  2. Power Wench says:

    If my childhood experience with wintering over a moth cocoon in a jar in my bedroom is a fair indicator, it’s likely your bees will hatch, but too early. Apparently temperature affects developmental rate, so by spending the winter indoors in a heated bedroom my pet cocoon decided spring had arrived sometime in February and we had a Luna moth flying loose in the house.

    • oregon expat says:

      Our flat isn’t heated (like most Portuguese housing), so that’s one point in the bees’ favor. But I do use a space heater in there from time to time to make working at my desk bearable. Hm…

  3. Sandra Berry says:

    I didn’t know much about Mason bees until i read your blog last year and loved the survival story.
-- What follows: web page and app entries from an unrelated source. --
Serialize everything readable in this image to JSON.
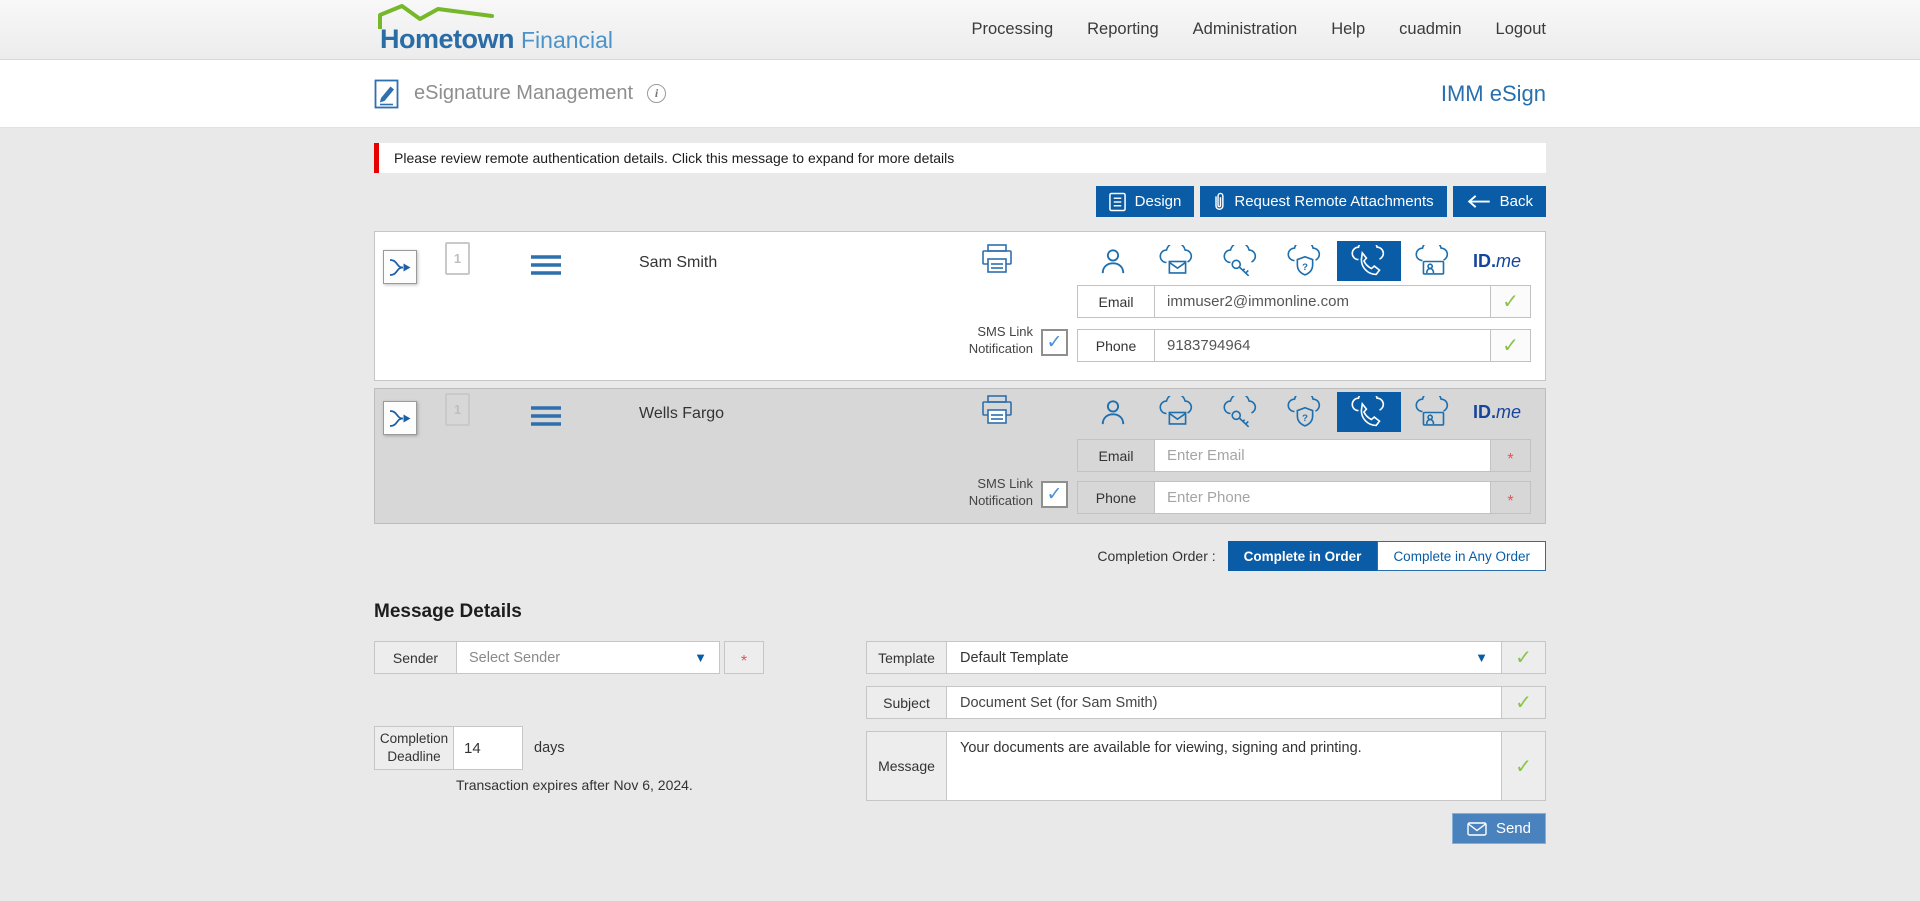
{
  "brand": {
    "name": "Hometown",
    "suffix": "Financial"
  },
  "nav_items": [
    "Processing",
    "Reporting",
    "Administration",
    "Help",
    "cuadmin",
    "Logout"
  ],
  "header": {
    "title": "eSignature Management",
    "product": "IMM eSign",
    "info_glyph": "i"
  },
  "alert": {
    "text": "Please review remote authentication details. Click this message to expand for more details"
  },
  "toolbar": {
    "design": "Design",
    "request_remote_attachments": "Request Remote Attachments",
    "back": "Back"
  },
  "recipients": [
    {
      "name": "Sam Smith",
      "doc_count": "1",
      "email": {
        "label": "Email",
        "value": "immuser2@immonline.com"
      },
      "phone": {
        "label": "Phone",
        "value": "9183794964"
      },
      "sms_label": "SMS Link Notification"
    },
    {
      "name": "Wells Fargo",
      "doc_count": "1",
      "email": {
        "label": "Email",
        "placeholder": "Enter Email"
      },
      "phone": {
        "label": "Phone",
        "placeholder": "Enter Phone"
      },
      "sms_label": "SMS Link Notification"
    }
  ],
  "idme": {
    "bold": "ID.",
    "italic": "me"
  },
  "completion_order": {
    "label": "Completion Order :",
    "selected": "Complete in Order",
    "other": "Complete in Any Order"
  },
  "message_details": {
    "heading": "Message Details",
    "sender": {
      "label": "Sender",
      "placeholder": "Select Sender"
    },
    "deadline": {
      "label": "Completion Deadline",
      "value": "14",
      "unit": "days",
      "note": "Transaction expires after Nov 6, 2024."
    },
    "template": {
      "label": "Template",
      "value": "Default Template"
    },
    "subject": {
      "label": "Subject",
      "value": "Document Set (for Sam Smith)"
    },
    "message": {
      "label": "Message",
      "value": "Your documents are available for viewing, signing and printing."
    },
    "send": "Send"
  },
  "glyphs": {
    "check": "✓",
    "asterisk": "*",
    "caret": "▼"
  },
  "colors": {
    "accent_blue": "#0a5ca6",
    "icon_blue": "#1e6fad",
    "green_check": "#8bc34a",
    "alert_red": "#e60000",
    "logo_green": "#76b82a",
    "logo_blue": "#2a6ca5",
    "logo_light_blue": "#4b93c8",
    "panel_gray": "#d7d7d7",
    "send_blue": "#4a82bd",
    "idme_blue": "#16459c"
  }
}
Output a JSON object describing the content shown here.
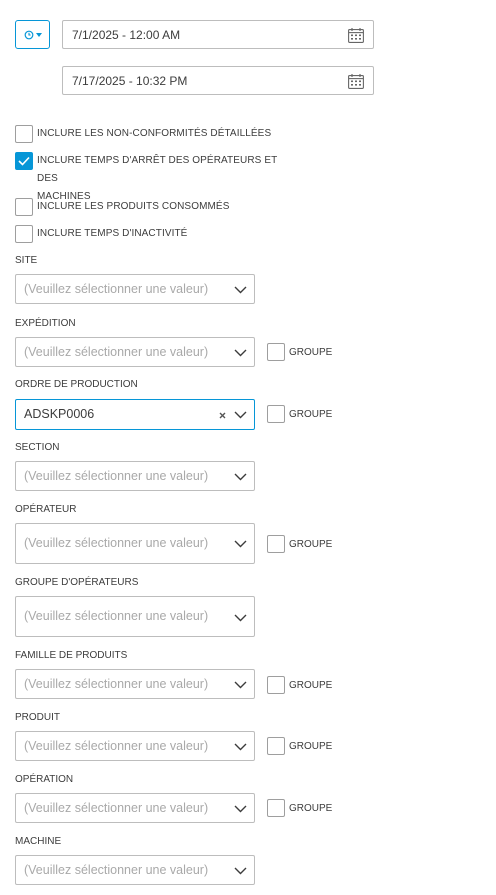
{
  "date_range": {
    "start": "7/1/2025 - 12:00 AM",
    "end": "7/17/2025 - 10:32 PM"
  },
  "options": [
    {
      "label": "INCLURE LES NON-CONFORMITÉS DÉTAILLÉES",
      "checked": false
    },
    {
      "label_line1": "INCLURE TEMPS D'ARRÊT DES OPÉRATEURS ET DES",
      "label_line2": "MACHINES",
      "checked": true
    },
    {
      "label": "INCLURE LES PRODUITS CONSOMMÉS",
      "checked": false
    },
    {
      "label": "INCLURE TEMPS D'INACTIVITÉ",
      "checked": false
    }
  ],
  "placeholder": "(Veuillez sélectionner une valeur)",
  "group_label": "GROUPE",
  "fields": {
    "site": {
      "label": "SITE"
    },
    "expedition": {
      "label": "EXPÉDITION"
    },
    "ordre": {
      "label": "ORDRE DE PRODUCTION",
      "value": "ADSKP0006"
    },
    "section": {
      "label": "SECTION"
    },
    "operateur": {
      "label": "OPÉRATEUR"
    },
    "groupe_operateurs": {
      "label": "GROUPE D'OPÉRATEURS"
    },
    "famille": {
      "label": "FAMILLE DE PRODUITS"
    },
    "produit": {
      "label": "PRODUIT"
    },
    "operation": {
      "label": "OPÉRATION"
    },
    "machine": {
      "label": "MACHINE"
    }
  },
  "colors": {
    "accent": "#0696d7",
    "border": "#bdbdbd",
    "placeholder": "#a9a9a9"
  }
}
As you know our bees sting. I let clover grow in my lawn so going barefoot while clover is in bloom isn’t a good idea. Most of my shrubs have flowers that attract bees and hummingbirds. I don’t use pesticides and I’ve never been stung. I think the bees know they are welcome and appreciated!

    • oregon expat says:

      Some of our bees sting, too, as my cat discovered when she tried to eat one. (Poor thing. After that she developed the ability to distinguish between flies and bees by wing sound. Bees are left alone. Flies are hunted ruthlessly.) We have honeybees, bumblebees, and carpenter bees along with the mason bees.

      Kudos to you for your pesticide-free and critter-friendly yard! I’m in agreement with you; your bees know they are wanted.

  4. Cathy White says:

    I too love the saga of the mason bees. I hope they survive. My large wildlife reserve currently has 2 blackbird fledglings on my workshop shelf, 6 bluetit nest boxes all with chicks, and a bumblebee nest in a vole hole tunnelling under my hen house. There is a condominium of jackdaws in one tree, and a pair nesting at the top of a down pipe. I love spring

    • oregon expat says:

      I’m impressed with your reserve! (And really, really jealous about the nesting blue tits.) As for my bees…the number of sealed burrows is now up to nine. I’m going to be very bummed if they don’t make it next spring.

Leave a Reply

Fill in your details below or click an icon to log in:

WordPress.com Logo

You are commenting using your WordPress.com account. Log Out / Change )

Twitter picture

You are commenting using your Twitter account. Log Out / Change )

Facebook photo

You are commenting using your Facebook account. Log Out / Change )

Google+ photo

You are commenting using your Google+ account. Log Out / Change )

Connecting to %s